PROBLEM TO SOLVE:
When you restate the entries that follow, keep every word exactly and drop the pictures.

App and web page records
──────

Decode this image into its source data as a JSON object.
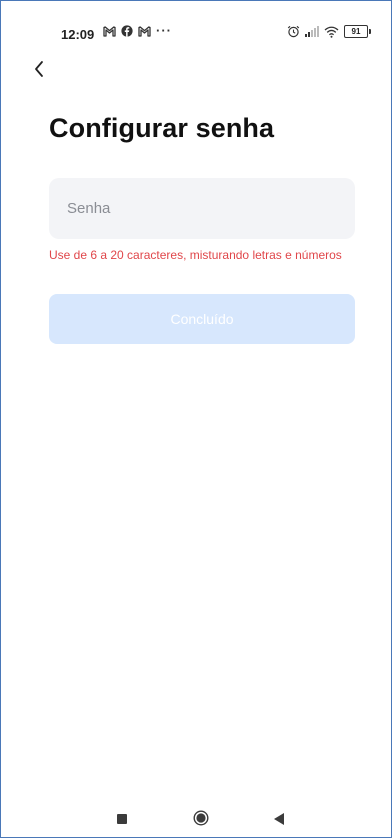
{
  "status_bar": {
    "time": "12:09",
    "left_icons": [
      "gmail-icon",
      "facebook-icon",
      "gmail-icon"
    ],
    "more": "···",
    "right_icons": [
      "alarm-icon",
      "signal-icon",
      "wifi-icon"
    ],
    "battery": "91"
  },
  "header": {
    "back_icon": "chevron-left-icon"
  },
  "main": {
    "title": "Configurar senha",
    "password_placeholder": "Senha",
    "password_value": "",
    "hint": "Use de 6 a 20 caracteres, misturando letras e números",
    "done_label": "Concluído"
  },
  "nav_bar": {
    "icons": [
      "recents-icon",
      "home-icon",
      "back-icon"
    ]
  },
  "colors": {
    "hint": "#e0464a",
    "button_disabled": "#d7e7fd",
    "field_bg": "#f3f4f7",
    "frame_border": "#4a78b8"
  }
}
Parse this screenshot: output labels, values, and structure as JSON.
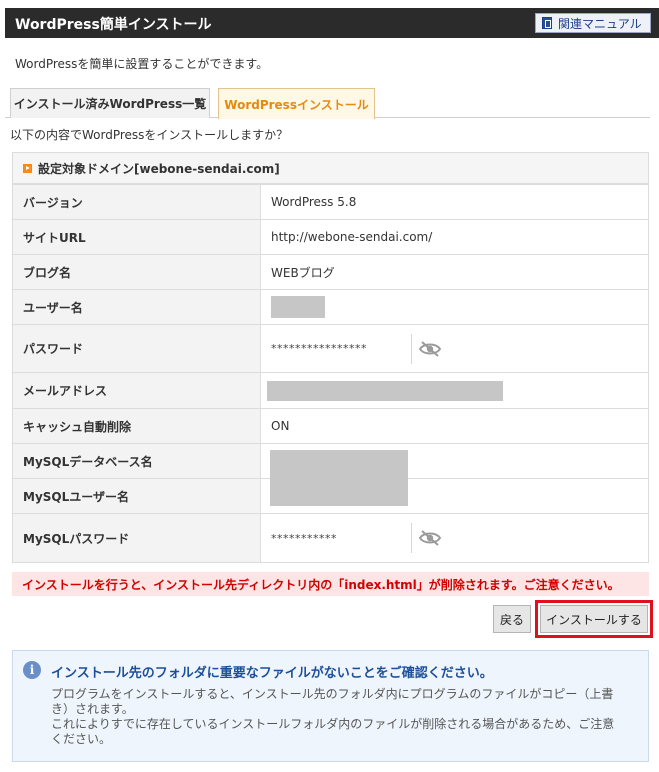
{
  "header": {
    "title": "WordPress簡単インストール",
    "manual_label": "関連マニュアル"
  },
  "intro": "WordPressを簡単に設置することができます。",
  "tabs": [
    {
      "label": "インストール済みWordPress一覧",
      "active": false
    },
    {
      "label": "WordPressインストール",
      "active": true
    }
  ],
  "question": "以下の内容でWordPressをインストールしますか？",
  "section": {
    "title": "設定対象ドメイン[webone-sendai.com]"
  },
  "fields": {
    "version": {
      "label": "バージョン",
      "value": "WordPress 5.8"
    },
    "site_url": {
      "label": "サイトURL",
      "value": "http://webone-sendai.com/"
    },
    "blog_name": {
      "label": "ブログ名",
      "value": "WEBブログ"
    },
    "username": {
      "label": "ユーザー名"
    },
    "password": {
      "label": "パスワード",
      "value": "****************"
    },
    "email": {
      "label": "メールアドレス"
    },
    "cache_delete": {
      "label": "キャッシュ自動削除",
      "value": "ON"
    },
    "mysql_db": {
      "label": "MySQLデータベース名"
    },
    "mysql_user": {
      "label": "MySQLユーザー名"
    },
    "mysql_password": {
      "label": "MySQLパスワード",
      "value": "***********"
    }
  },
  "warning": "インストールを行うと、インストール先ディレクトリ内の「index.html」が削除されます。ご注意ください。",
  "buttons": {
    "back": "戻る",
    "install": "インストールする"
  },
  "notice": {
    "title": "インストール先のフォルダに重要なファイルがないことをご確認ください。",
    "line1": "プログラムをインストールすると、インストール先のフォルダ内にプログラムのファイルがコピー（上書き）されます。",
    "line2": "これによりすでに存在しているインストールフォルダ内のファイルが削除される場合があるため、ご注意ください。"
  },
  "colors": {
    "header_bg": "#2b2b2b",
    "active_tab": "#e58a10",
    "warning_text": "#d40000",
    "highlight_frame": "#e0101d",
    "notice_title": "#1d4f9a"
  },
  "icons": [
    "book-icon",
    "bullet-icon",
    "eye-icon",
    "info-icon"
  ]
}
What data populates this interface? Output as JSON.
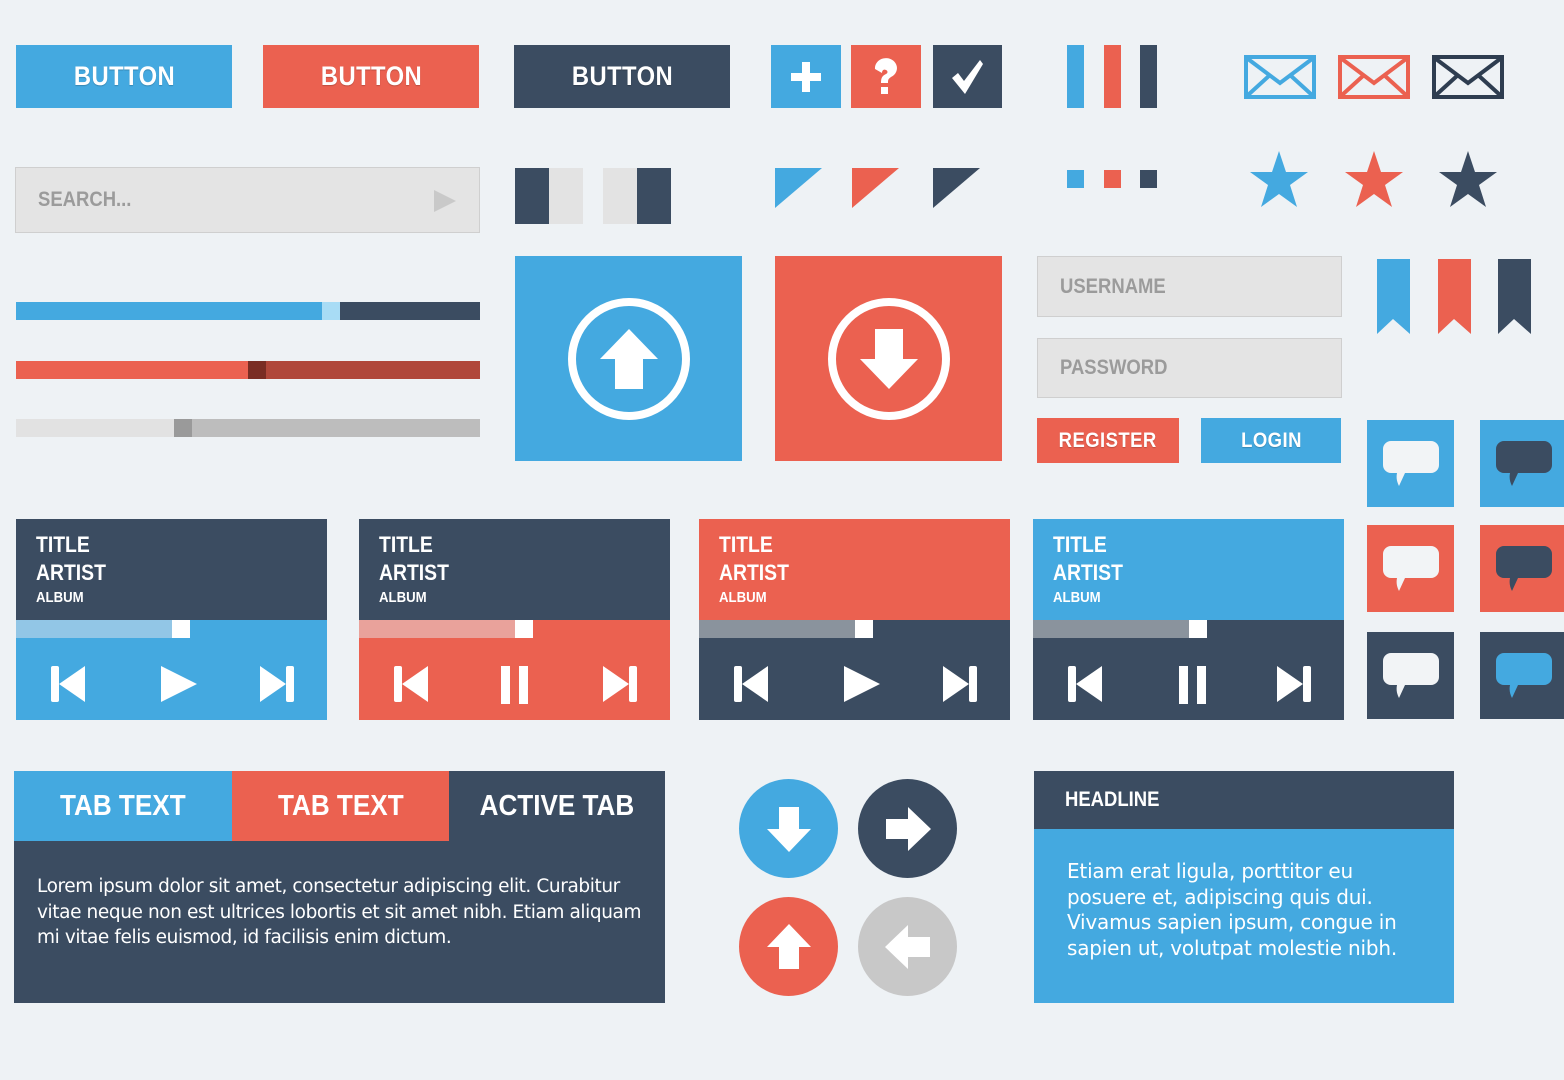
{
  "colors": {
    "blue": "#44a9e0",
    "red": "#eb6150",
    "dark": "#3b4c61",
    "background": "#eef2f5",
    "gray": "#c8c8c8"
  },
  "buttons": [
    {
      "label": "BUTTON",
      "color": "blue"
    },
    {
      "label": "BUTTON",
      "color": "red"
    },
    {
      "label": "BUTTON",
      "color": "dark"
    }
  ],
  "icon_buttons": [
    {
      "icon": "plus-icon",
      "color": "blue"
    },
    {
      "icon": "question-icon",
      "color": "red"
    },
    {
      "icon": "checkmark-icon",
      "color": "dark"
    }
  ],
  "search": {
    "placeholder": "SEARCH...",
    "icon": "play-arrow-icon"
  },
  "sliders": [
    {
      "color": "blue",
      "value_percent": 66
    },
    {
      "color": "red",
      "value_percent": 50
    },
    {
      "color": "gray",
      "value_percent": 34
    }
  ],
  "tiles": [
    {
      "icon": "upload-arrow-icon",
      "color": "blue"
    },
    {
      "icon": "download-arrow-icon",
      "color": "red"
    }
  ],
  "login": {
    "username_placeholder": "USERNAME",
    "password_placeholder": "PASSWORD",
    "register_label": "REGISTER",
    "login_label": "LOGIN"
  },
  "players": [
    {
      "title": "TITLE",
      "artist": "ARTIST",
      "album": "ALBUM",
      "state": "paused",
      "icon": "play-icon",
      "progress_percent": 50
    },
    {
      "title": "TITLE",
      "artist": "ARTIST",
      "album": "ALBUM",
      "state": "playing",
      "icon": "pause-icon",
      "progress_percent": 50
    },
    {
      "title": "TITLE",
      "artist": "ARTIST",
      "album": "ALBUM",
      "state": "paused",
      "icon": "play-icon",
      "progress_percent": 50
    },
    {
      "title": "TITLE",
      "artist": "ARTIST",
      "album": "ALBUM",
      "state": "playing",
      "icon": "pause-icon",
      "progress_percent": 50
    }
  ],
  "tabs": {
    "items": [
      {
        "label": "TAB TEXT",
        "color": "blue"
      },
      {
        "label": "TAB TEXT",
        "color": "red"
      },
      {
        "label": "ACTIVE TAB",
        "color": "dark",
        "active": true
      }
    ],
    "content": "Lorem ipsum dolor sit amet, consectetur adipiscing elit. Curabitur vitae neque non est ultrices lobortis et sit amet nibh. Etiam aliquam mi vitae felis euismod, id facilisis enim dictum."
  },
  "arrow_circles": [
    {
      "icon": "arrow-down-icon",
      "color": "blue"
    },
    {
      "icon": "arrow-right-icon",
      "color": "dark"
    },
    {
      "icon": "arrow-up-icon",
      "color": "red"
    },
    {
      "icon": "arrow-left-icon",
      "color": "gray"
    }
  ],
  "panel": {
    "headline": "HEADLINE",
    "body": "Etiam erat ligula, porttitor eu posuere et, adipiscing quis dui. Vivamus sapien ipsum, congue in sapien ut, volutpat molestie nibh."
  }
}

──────

OUTPUT OF THE TASK:
Decode this image into its source data as a JSON object.
{
  "status_bar": {
    "time": "12:09",
    "left_icons": [
      "gmail-icon",
      "facebook-icon",
      "gmail-icon"
    ],
    "more": "···",
    "right_icons": [
      "alarm-icon",
      "signal-icon",
      "wifi-icon"
    ],
    "battery": "91"
  },
  "header": {
    "back_icon": "chevron-left-icon"
  },
  "main": {
    "title": "Configurar senha",
    "password_placeholder": "Senha",
    "password_value": "",
    "hint": "Use de 6 a 20 caracteres, misturando letras e números",
    "done_label": "Concluído"
  },
  "nav_bar": {
    "icons": [
      "recents-icon",
      "home-icon",
      "back-icon"
    ]
  },
  "colors": {
    "hint": "#e0464a",
    "button_disabled": "#d7e7fd",
    "field_bg": "#f3f4f7",
    "frame_border": "#4a78b8"
  }
}
Parse this screenshot: output labels, values, and structure as JSON.
{
  "header": {
    "title": "WordPress簡単インストール",
    "manual_label": "関連マニュアル"
  },
  "intro": "WordPressを簡単に設置することができます。",
  "tabs": [
    {
      "label": "インストール済みWordPress一覧",
      "active": false
    },
    {
      "label": "WordPressインストール",
      "active": true
    }
  ],
  "question": "以下の内容でWordPressをインストールしますか？",
  "section": {
    "title": "設定対象ドメイン[webone-sendai.com]"
  },
  "fields": {
    "version": {
      "label": "バージョン",
      "value": "WordPress 5.8"
    },
    "site_url": {
      "label": "サイトURL",
      "value": "http://webone-sendai.com/"
    },
    "blog_name": {
      "label": "ブログ名",
      "value": "WEBブログ"
    },
    "username": {
      "label": "ユーザー名"
    },
    "password": {
      "label": "パスワード",
      "value": "****************"
    },
    "email": {
      "label": "メールアドレス"
    },
    "cache_delete": {
      "label": "キャッシュ自動削除",
      "value": "ON"
    },
    "mysql_db": {
      "label": "MySQLデータベース名"
    },
    "mysql_user": {
      "label": "MySQLユーザー名"
    },
    "mysql_password": {
      "label": "MySQLパスワード",
      "value": "***********"
    }
  },
  "warning": "インストールを行うと、インストール先ディレクトリ内の「index.html」が削除されます。ご注意ください。",
  "buttons": {
    "back": "戻る",
    "install": "インストールする"
  },
  "notice": {
    "title": "インストール先のフォルダに重要なファイルがないことをご確認ください。",
    "line1": "プログラムをインストールすると、インストール先のフォルダ内にプログラムのファイルがコピー（上書き）されます。",
    "line2": "これによりすでに存在しているインストールフォルダ内のファイルが削除される場合があるため、ご注意ください。"
  },
  "colors": {
    "header_bg": "#2b2b2b",
    "active_tab": "#e58a10",
    "warning_text": "#d40000",
    "highlight_frame": "#e0101d",
    "notice_title": "#1d4f9a"
  },
  "icons": [
    "book-icon",
    "bullet-icon",
    "eye-icon",
    "info-icon"
  ]
}
What data populates this interface? Output as JSON.
{
  "colors": {
    "blue": "#44a9e0",
    "red": "#eb6150",
    "dark": "#3b4c61",
    "background": "#eef2f5",
    "gray": "#c8c8c8"
  },
  "buttons": [
    {
      "label": "BUTTON",
      "color": "blue"
    },
    {
      "label": "BUTTON",
      "color": "red"
    },
    {
      "label": "BUTTON",
      "color": "dark"
    }
  ],
  "icon_buttons": [
    {
      "icon": "plus-icon",
      "color": "blue"
    },
    {
      "icon": "question-icon",
      "color": "red"
    },
    {
      "icon": "checkmark-icon",
      "color": "dark"
    }
  ],
  "search": {
    "placeholder": "SEARCH...",
    "icon": "play-arrow-icon"
  },
  "sliders": [
    {
      "color": "blue",
      "value_percent": 66
    },
    {
      "color": "red",
      "value_percent": 50
    },
    {
      "color": "gray",
      "value_percent": 34
    }
  ],
  "tiles": [
    {
      "icon": "upload-arrow-icon",
      "color": "blue"
    },
    {
      "icon": "download-arrow-icon",
      "color": "red"
    }
  ],
  "login": {
    "username_placeholder": "USERNAME",
    "password_placeholder": "PASSWORD",
    "register_label": "REGISTER",
    "login_label": "LOGIN"
  },
  "players": [
    {
      "title": "TITLE",
      "artist": "ARTIST",
      "album": "ALBUM",
      "state": "paused",
      "icon": "play-icon",
      "progress_percent": 50
    },
    {
      "title": "TITLE",
      "artist": "ARTIST",
      "album": "ALBUM",
      "state": "playing",
      "icon": "pause-icon",
      "progress_percent": 50
    },
    {
      "title": "TITLE",
      "artist": "ARTIST",
      "album": "ALBUM",
      "state": "paused",
      "icon": "play-icon",
      "progress_percent": 50
    },
    {
      "title": "TITLE",
      "artist": "ARTIST",
      "album": "ALBUM",
      "state": "playing",
      "icon": "pause-icon",
      "progress_percent": 50
    }
  ],
  "tabs": {
    "items": [
      {
        "label": "TAB TEXT",
        "color": "blue"
      },
      {
        "label": "TAB TEXT",
        "color": "red"
      },
      {
        "label": "ACTIVE TAB",
        "color": "dark",
        "active": true
      }
    ],
    "content": "Lorem ipsum dolor sit amet, consectetur adipiscing elit. Curabitur vitae neque non est ultrices lobortis et sit amet nibh. Etiam aliquam mi vitae felis euismod, id facilisis enim dictum."
  },
  "arrow_circles": [
    {
      "icon": "arrow-down-icon",
      "color": "blue"
    },
    {
      "icon": "arrow-right-icon",
      "color": "dark"
    },
    {
      "icon": "arrow-up-icon",
      "color": "red"
    },
    {
      "icon": "arrow-left-icon",
      "color": "gray"
    }
  ],
  "panel": {
    "headline": "HEADLINE",
    "body": "Etiam erat ligula, porttitor eu posuere et, adipiscing quis dui. Vivamus sapien ipsum, congue in sapien ut, volutpat molestie nibh."
  }
}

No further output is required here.